Last week we had an opportunity to do just that. Ironically, it happened in the Starbucks drive-thru. And again, because of the driver of the car in front of us.
But it was different this time.
When we pulled up to the drive-thru window, one of our favorite young baristas was turning around to hand us our coffee. “Sarah” knows us by name and always has a smile for us. She goes out of her way to put a smile on our faces, too. On one occasion when the drive-thru was closed she brought our drinks out to us as we waited in the parking lot so that we wouldn’t have to go into the store. We definitely have a soft spot for her.
“How are you?” we asked Sarah as she started to lean out the window to give us our coffees. That was when we saw the tears. “Not so good,” she said. And the tears started streaming.
There are signs posted at most Starbucks drive-thru lanes requesting that you wear a mask at the window. It turned out that the woman driving the car in front of us had refused Sarah’s request that she wear a face mask at the window. The woman then proceeded to berate Sarah and threaten to report her to corporate. Sarah hadn’t had time to recover from this exchange before we pulled up to the window.
Through her tears she told us what had just happened. Our hearts broke for her as she said “I just want to feel protected, and to protect you guys.”
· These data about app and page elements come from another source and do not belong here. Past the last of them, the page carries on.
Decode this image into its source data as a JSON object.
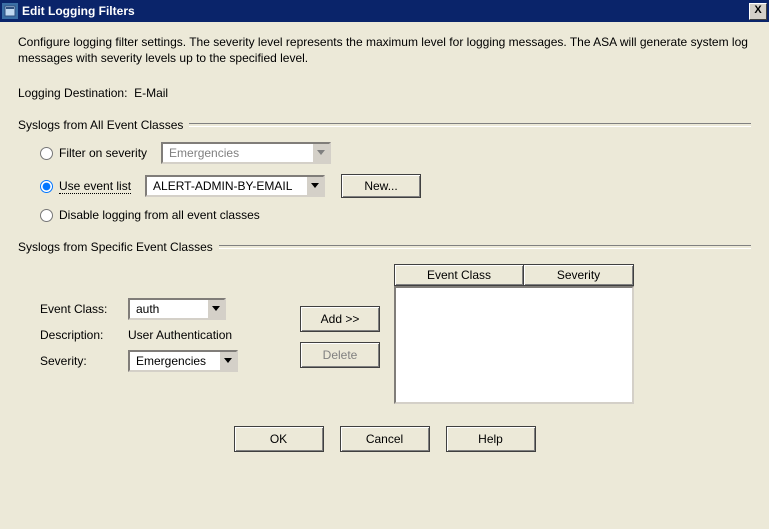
{
  "window": {
    "title": "Edit Logging Filters",
    "close_glyph": "X"
  },
  "description": "Configure logging filter settings. The severity level represents the maximum level for logging messages. The ASA will generate system log messages with severity levels up to the specified level.",
  "destination": {
    "label": "Logging Destination:",
    "value": "E-Mail"
  },
  "group_all": {
    "title": "Syslogs from All Event Classes",
    "filter_on_severity_label": "Filter on severity",
    "severity_value": "Emergencies",
    "use_event_list_label": "Use event list",
    "event_list_value": "ALERT-ADMIN-BY-EMAIL",
    "new_button": "New...",
    "disable_label": "Disable logging from all event classes",
    "selected": "use_event_list"
  },
  "group_specific": {
    "title": "Syslogs from Specific Event Classes",
    "event_class_label": "Event Class:",
    "event_class_value": "auth",
    "description_label": "Description:",
    "description_value": "User Authentication",
    "severity_label": "Severity:",
    "severity_value": "Emergencies",
    "add_button": "Add >>",
    "delete_button": "Delete",
    "table_headers": {
      "event_class": "Event Class",
      "severity": "Severity"
    }
  },
  "buttons": {
    "ok": "OK",
    "cancel": "Cancel",
    "help": "Help"
  }
}
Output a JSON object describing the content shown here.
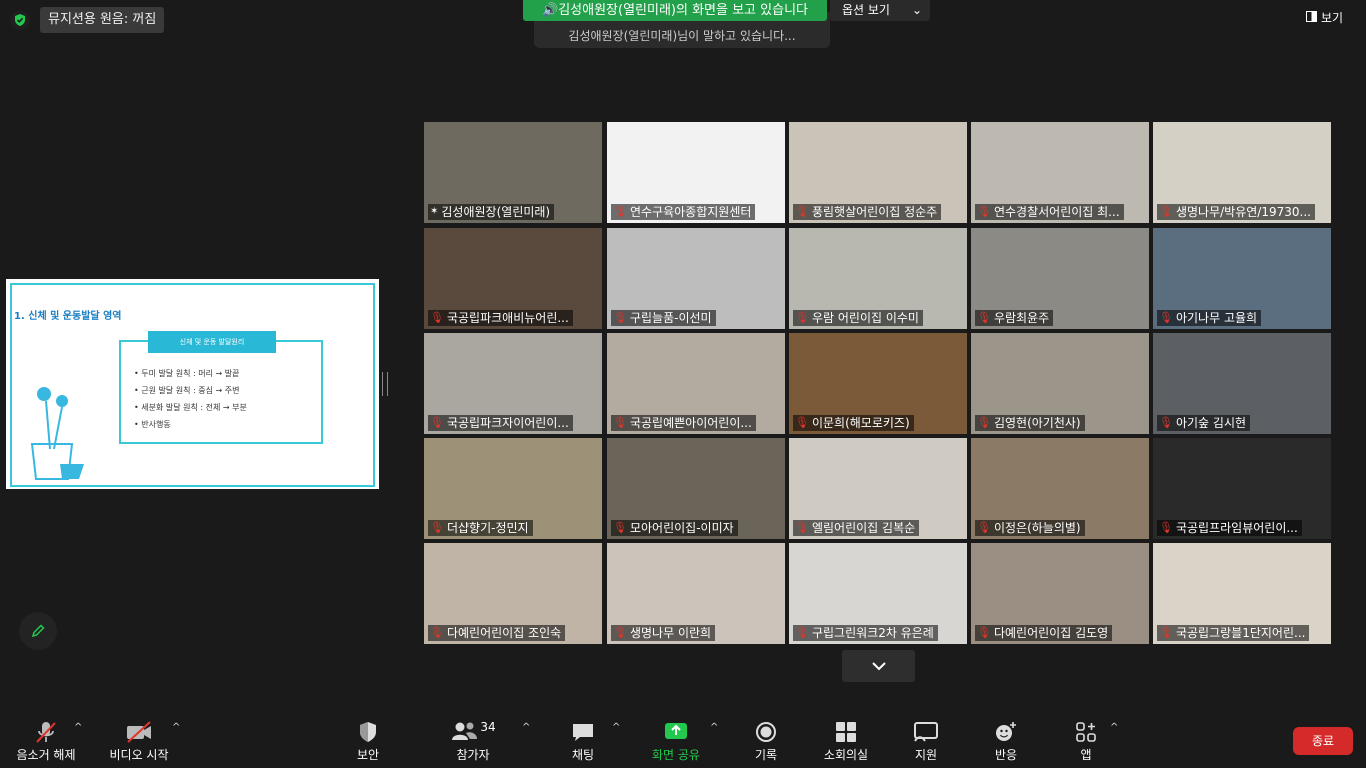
{
  "top": {
    "audio_pill": "뮤지션용 원음: 꺼짐",
    "share_banner": "김성애원장(열린미래)의 화면을 보고 있습니다",
    "share_sub": "김성애원장(열린미래)님이 말하고 있습니다...",
    "options": "옵션 보기",
    "view": "보기"
  },
  "slide": {
    "title": "1. 신체 및 운동발달 영역",
    "header": "신체 및 운동 발달원리",
    "items": [
      "• 두미 발달 원칙 : 머리 → 발끝",
      "• 근원 발달 원칙 : 중심 → 주변",
      "• 세분화 발달 원칙 : 전체 → 부분",
      "• 반사행동"
    ]
  },
  "participants": [
    {
      "name": "김성애원장(열린미래)",
      "active": true,
      "muted": false,
      "bg": "#6f6a60"
    },
    {
      "name": "연수구육아종합지원센터",
      "muted": true,
      "bg": "#f2f2f2"
    },
    {
      "name": "풍림햇살어린이집 정순주",
      "muted": true,
      "bg": "#c9c3b8"
    },
    {
      "name": "연수경찰서어린이집 최...",
      "muted": true,
      "bg": "#bdb8b0"
    },
    {
      "name": "생명나무/박유연/19730...",
      "muted": true,
      "bg": "#d5d0c5"
    },
    {
      "name": "국공립파크애비뉴어린...",
      "muted": true,
      "bg": "#5a4a3e"
    },
    {
      "name": "구립늘품-이선미",
      "muted": true,
      "bg": "#bdbdbd"
    },
    {
      "name": "우람 어린이집 이수미",
      "muted": true,
      "bg": "#b8b8b0"
    },
    {
      "name": "우람최윤주",
      "muted": true,
      "bg": "#8c8a84"
    },
    {
      "name": "아기나무 고율희",
      "muted": true,
      "bg": "#5a6e80"
    },
    {
      "name": "국공립파크자이어린이...",
      "muted": true,
      "bg": "#a9a79f"
    },
    {
      "name": "국공립예쁜아이어린이...",
      "muted": true,
      "bg": "#b3aaa0"
    },
    {
      "name": "이문희(해모로키즈)",
      "muted": true,
      "bg": "#7a5a38"
    },
    {
      "name": "김영현(아기천사)",
      "muted": true,
      "bg": "#9c958a"
    },
    {
      "name": "아기숲 김시현",
      "muted": true,
      "bg": "#5c6064"
    },
    {
      "name": "더샵향기-정민지",
      "muted": true,
      "bg": "#9d9278"
    },
    {
      "name": "모아어린이집-이미자",
      "muted": true,
      "bg": "#6b6458"
    },
    {
      "name": "엘림어린이집 김복순",
      "muted": true,
      "bg": "#cfcac2"
    },
    {
      "name": "이정은(하늘의별)",
      "muted": true,
      "bg": "#8b7a66"
    },
    {
      "name": "국공립프라임뷰어린이...",
      "muted": true,
      "bg": "#2a2a2a"
    },
    {
      "name": "다예린어린이집 조인숙",
      "muted": true,
      "bg": "#bfb4a6"
    },
    {
      "name": "생명나무 이란희",
      "muted": true,
      "bg": "#ccc4bb"
    },
    {
      "name": "구립그린워크2차 유은례",
      "muted": true,
      "bg": "#d8d6d2"
    },
    {
      "name": "다예린어린이집 김도영",
      "muted": true,
      "bg": "#9a8f82"
    },
    {
      "name": "국공립그랑블1단지어린...",
      "muted": true,
      "bg": "#d9d3c8"
    }
  ],
  "toolbar": {
    "unmute": "음소거 해제",
    "video": "비디오 시작",
    "security": "보안",
    "participants": "참가자",
    "participant_count": "34",
    "chat": "채팅",
    "share": "화면 공유",
    "record": "기록",
    "breakout": "소회의실",
    "support": "지원",
    "reactions": "반응",
    "apps": "앱",
    "end": "종료"
  },
  "colors": {
    "share_green": "#23a14a",
    "active_border": "#c9e84b",
    "end_red": "#d42a2a",
    "muted_red": "#e0352b"
  }
}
We offered as much support as we could in the few minutes we had to speak with her at the drive-thru window. Then we headed out for our afternoon drive around town.
As we drove around, we couldn’t stop thinking and talking about what had just happened. With increasing frequency we’re all reading about these types of ugly incidents. We read the stories in disbelief. But It’s different when you find yourself walking — or driving — right into a real time situation. And it involves someone you care about. It hits hard.
We talked about all the front-line workers who have to greet and engage in transactions with the public for hours on end. How scary it must be for them, and how unfair when they are harassed and attacked while doing what their employers require them to do. Even through her mask we could see the vulnerability on Sarah’s face as she described her experience and tried to get her bearings.
As we continued to drive and talk, our sadness turned into anger and frustration. Anger at that driver and the unfairness of what had happened to Sarah – and happens to many other front-line workers who just want to feel protected. And frustration, because we felt helpless and unable to right the wrong for Sarah.
Then it occurred to us that maybe there was a small something we could do. So, we drove to Trader Joe’s and called the store from their parking lot. And that’s where the bitterness of the day started to give way to sweetness and kindness. Because Trader Joe’s will meet seniors in the parking lot, do their shopping, and bring their groceries to the car. But it didn’t stop there.
When the TJ’s employee came out to our car we asked if they had some fresh flowers in the store. We briefly explained what had just happened and that we wanted to bring some flowers to our barista.
We handed the employee our debit card and she went back into the store. She returned a few minutes later with a bunch of mixed flowers, and as she gave them to us she handed back our debit card saying “We don’t want to charge you for this, we just think it’s such a nice thing to do.”
Wait — we were supposed to be the ones performing the act of kindness. Instead we found ourselves on the receiving end – again.
When we got back to Starbucks we handed Sarah the flowers and gave her an air hug. “This is from us and Trader Joe’s,” we told her. And tears flowed again. Bittersweet tears. Not just Sarah’s this time.
For us, the flowers were really a small gesture. And truth be told, done in part to make us feel better. When Trader Joe’s got involved, the kindness factor skyrocketed.
Kindness, it turns out, is contagious. In fact, it’s all around us much of the time. And when it seems to be missing, you can make compassion and kindness palpable with what you say and what you do.
Thank you, Sarah, for always being warm and kind to us, and thank you Trader Joe’s for your acts of kindness — toward us and toward a sweet Starbucks barista who needed some comfort that day.